§ **What is needed**
Copy out all of the material. Every line must match the original.
Content starts
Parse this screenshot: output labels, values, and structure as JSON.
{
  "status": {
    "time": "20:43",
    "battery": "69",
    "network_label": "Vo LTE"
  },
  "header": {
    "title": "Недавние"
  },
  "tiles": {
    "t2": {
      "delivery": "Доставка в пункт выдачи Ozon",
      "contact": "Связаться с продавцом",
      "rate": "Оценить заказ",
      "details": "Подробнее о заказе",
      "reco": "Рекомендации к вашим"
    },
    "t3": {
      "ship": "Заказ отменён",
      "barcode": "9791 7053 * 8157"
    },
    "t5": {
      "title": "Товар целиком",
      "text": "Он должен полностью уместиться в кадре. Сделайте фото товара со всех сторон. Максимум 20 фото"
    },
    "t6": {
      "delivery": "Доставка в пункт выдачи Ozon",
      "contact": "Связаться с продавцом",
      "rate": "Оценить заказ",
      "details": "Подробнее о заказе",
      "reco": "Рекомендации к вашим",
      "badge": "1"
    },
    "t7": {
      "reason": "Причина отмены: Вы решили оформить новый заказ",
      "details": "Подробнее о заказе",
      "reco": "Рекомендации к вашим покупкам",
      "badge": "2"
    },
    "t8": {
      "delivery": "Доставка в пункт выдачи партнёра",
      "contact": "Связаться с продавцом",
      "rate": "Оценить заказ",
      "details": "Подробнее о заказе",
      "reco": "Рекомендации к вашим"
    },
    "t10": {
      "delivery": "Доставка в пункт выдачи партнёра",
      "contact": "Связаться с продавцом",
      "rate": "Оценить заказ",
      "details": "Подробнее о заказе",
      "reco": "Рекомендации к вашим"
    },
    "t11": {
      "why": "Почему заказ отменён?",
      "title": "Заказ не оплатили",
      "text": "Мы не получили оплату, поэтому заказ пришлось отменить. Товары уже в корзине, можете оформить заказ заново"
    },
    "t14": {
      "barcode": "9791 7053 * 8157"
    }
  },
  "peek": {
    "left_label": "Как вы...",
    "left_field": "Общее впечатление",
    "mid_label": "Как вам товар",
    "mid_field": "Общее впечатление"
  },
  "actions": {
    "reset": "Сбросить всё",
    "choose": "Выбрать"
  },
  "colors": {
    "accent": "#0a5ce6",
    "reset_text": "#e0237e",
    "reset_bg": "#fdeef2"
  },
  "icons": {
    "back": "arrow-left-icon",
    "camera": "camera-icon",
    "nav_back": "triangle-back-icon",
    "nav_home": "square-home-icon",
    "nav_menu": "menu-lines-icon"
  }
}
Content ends
§ **Your response**
Parse this screenshot: output labels, values, and structure as JSON.
{
  "status": {
    "time": "20:43",
    "battery": "69",
    "network_label": "Vo LTE"
  },
  "header": {
    "title": "Недавние"
  },
  "tiles": {
    "t2": {
      "delivery": "Доставка в пункт выдачи Ozon",
      "contact": "Связаться с продавцом",
      "rate": "Оценить заказ",
      "details": "Подробнее о заказе",
      "reco": "Рекомендации к вашим"
    },
    "t3": {
      "ship": "Заказ отменён",
      "barcode": "9791 7053 * 8157"
    },
    "t5": {
      "title": "Товар целиком",
      "text": "Он должен полностью уместиться в кадре. Сделайте фото товара со всех сторон. Максимум 20 фото"
    },
    "t6": {
      "delivery": "Доставка в пункт выдачи Ozon",
      "contact": "Связаться с продавцом",
      "rate": "Оценить заказ",
      "details": "Подробнее о заказе",
      "reco": "Рекомендации к вашим",
      "badge": "1"
    },
    "t7": {
      "reason": "Причина отмены: Вы решили оформить новый заказ",
      "details": "Подробнее о заказе",
      "reco": "Рекомендации к вашим покупкам",
      "badge": "2"
    },
    "t8": {
      "delivery": "Доставка в пункт выдачи партнёра",
      "contact": "Связаться с продавцом",
      "rate": "Оценить заказ",
      "details": "Подробнее о заказе",
      "reco": "Рекомендации к вашим"
    },
    "t10": {
      "delivery": "Доставка в пункт выдачи партнёра",
      "contact": "Связаться с продавцом",
      "rate": "Оценить заказ",
      "details": "Подробнее о заказе",
      "reco": "Рекомендации к вашим"
    },
    "t11": {
      "why": "Почему заказ отменён?",
      "title": "Заказ не оплатили",
      "text": "Мы не получили оплату, поэтому заказ пришлось отменить. Товары уже в корзине, можете оформить заказ заново"
    },
    "t14": {
      "barcode": "9791 7053 * 8157"
    }
  },
  "peek": {
    "left_label": "Как вы...",
    "left_field": "Общее впечатление",
    "mid_label": "Как вам товар",
    "mid_field": "Общее впечатление"
  },
  "actions": {
    "reset": "Сбросить всё",
    "choose": "Выбрать"
  },
  "colors": {
    "accent": "#0a5ce6",
    "reset_text": "#e0237e",
    "reset_bg": "#fdeef2"
  },
  "icons": {
    "back": "arrow-left-icon",
    "camera": "camera-icon",
    "nav_back": "triangle-back-icon",
    "nav_home": "square-home-icon",
    "nav_menu": "menu-lines-icon"
  }
}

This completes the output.